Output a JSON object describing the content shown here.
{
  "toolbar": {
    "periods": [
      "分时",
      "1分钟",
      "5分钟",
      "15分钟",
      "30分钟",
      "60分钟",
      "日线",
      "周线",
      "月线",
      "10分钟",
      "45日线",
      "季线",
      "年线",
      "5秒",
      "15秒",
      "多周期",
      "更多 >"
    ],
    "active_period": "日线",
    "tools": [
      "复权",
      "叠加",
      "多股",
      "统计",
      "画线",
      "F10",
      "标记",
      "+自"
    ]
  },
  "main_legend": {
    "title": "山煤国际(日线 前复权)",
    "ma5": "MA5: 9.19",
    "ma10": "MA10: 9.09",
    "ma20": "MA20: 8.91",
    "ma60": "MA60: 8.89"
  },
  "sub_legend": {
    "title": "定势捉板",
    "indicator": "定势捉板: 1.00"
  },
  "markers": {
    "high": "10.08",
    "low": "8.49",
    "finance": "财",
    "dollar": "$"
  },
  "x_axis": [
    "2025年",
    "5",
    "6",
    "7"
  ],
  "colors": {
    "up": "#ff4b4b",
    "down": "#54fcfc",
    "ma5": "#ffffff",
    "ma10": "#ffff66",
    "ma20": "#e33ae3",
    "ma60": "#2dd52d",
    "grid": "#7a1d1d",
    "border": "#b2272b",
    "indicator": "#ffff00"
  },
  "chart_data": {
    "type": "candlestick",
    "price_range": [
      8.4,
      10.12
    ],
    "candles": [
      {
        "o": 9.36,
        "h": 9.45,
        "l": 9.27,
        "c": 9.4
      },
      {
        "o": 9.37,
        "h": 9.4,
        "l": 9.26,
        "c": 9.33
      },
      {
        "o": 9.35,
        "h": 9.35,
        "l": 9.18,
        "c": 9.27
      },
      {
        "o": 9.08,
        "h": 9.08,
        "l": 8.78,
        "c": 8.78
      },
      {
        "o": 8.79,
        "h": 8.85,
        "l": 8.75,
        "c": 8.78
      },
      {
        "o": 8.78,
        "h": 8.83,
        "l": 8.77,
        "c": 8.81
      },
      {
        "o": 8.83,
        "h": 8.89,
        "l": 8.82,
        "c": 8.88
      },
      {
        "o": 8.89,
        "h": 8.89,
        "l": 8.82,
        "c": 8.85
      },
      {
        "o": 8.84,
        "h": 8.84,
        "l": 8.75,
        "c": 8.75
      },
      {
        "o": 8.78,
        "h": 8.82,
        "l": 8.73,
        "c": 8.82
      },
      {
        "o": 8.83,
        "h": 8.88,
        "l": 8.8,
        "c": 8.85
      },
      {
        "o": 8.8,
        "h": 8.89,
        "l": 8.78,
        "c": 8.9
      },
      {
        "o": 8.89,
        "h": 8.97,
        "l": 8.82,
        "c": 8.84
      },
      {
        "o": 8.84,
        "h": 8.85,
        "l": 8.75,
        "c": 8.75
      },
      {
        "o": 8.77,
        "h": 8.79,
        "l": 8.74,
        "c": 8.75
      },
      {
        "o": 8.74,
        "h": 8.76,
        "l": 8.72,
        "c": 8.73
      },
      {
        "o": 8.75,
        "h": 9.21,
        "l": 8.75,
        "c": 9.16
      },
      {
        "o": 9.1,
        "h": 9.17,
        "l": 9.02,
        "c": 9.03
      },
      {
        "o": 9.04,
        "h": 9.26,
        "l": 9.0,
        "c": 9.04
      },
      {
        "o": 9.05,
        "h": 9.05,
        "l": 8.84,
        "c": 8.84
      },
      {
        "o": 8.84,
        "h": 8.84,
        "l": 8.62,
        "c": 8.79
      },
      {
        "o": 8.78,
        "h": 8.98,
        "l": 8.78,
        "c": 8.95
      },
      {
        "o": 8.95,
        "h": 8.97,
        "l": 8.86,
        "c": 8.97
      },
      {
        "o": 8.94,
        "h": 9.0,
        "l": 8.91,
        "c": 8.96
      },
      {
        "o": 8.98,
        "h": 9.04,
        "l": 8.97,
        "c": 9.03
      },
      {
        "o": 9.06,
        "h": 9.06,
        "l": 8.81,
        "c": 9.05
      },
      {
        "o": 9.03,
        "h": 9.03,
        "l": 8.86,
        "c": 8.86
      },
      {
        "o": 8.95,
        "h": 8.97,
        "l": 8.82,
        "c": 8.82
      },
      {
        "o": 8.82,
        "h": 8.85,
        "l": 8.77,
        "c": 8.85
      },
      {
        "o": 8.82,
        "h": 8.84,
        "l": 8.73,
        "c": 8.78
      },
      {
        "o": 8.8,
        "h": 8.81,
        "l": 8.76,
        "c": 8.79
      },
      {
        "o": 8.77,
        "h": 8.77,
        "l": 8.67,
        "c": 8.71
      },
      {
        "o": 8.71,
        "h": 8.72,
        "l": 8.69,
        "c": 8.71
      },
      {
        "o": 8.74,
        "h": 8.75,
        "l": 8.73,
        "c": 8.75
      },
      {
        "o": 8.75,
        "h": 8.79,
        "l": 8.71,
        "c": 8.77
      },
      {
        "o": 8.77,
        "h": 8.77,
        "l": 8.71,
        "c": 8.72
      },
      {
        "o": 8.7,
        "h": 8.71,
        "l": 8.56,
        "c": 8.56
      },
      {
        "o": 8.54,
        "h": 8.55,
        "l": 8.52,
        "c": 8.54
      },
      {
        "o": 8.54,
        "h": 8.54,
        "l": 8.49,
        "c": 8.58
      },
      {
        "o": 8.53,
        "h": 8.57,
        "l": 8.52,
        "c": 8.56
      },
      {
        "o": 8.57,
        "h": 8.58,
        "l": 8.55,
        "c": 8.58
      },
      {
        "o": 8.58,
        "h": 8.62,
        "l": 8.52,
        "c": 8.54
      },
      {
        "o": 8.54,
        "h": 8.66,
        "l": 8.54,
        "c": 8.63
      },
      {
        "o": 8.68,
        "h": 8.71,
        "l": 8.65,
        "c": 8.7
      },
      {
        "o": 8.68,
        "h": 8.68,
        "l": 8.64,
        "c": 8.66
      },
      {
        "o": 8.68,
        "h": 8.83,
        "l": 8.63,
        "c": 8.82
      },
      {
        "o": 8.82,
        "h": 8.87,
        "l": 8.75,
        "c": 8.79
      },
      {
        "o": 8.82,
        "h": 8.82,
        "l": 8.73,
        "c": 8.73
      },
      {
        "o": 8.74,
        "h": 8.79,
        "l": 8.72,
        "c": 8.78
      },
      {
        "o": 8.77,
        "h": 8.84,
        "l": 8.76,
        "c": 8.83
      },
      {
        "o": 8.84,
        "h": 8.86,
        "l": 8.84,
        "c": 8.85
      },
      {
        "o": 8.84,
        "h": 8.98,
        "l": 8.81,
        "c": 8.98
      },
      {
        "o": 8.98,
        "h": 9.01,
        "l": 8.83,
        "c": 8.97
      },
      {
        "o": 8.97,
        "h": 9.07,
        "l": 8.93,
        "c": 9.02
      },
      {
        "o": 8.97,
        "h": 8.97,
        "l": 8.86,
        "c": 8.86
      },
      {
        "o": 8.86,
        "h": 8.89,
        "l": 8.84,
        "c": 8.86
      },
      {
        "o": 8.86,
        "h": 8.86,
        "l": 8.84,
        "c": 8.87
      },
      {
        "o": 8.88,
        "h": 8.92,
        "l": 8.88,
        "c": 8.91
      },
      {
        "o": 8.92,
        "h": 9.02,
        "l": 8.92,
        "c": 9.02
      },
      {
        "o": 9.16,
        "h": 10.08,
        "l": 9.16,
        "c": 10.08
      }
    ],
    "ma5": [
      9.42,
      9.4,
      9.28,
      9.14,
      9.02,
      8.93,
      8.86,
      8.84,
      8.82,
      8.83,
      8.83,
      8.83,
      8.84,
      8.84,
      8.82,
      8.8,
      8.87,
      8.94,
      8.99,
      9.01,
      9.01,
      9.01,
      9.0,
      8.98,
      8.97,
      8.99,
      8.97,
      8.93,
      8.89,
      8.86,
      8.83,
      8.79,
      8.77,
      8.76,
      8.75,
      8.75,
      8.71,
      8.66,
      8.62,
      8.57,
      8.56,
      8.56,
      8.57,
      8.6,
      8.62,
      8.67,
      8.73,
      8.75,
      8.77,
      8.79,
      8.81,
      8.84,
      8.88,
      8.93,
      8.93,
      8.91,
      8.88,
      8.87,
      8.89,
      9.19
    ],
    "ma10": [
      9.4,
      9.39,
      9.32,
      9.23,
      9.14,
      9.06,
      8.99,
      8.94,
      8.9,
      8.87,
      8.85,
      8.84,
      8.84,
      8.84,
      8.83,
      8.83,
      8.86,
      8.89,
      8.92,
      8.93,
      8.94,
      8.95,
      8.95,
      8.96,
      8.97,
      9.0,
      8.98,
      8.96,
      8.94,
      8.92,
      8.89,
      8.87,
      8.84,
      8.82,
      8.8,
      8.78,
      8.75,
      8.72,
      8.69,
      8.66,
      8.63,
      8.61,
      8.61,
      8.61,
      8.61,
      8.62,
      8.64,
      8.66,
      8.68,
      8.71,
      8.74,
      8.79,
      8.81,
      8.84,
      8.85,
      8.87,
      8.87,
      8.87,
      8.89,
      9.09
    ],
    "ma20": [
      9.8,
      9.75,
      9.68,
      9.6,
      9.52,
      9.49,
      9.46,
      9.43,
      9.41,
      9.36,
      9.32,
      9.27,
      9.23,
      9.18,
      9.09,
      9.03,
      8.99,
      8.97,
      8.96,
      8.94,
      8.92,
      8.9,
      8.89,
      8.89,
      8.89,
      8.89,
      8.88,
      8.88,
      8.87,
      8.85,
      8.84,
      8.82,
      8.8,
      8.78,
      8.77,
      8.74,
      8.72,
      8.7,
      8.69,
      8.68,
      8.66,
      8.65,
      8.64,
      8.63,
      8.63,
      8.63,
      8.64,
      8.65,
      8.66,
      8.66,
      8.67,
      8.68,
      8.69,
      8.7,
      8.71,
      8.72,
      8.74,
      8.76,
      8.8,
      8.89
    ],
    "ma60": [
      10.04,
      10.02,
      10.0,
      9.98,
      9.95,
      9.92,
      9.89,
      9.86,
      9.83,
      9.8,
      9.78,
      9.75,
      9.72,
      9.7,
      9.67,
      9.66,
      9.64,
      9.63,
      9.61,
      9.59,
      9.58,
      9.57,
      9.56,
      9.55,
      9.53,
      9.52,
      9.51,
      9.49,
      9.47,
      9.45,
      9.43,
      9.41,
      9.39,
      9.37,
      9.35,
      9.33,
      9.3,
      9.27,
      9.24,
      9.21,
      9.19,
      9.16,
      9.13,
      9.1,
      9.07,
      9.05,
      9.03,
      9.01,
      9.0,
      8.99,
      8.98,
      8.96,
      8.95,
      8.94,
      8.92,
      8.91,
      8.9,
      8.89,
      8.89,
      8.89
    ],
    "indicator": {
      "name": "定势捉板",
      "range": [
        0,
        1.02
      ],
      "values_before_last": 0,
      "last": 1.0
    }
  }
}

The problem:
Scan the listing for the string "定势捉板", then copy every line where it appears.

Output of the task:
    "title": "定势捉板",
    "indicator": "定势捉板: 1.00"
      "name": "定势捉板",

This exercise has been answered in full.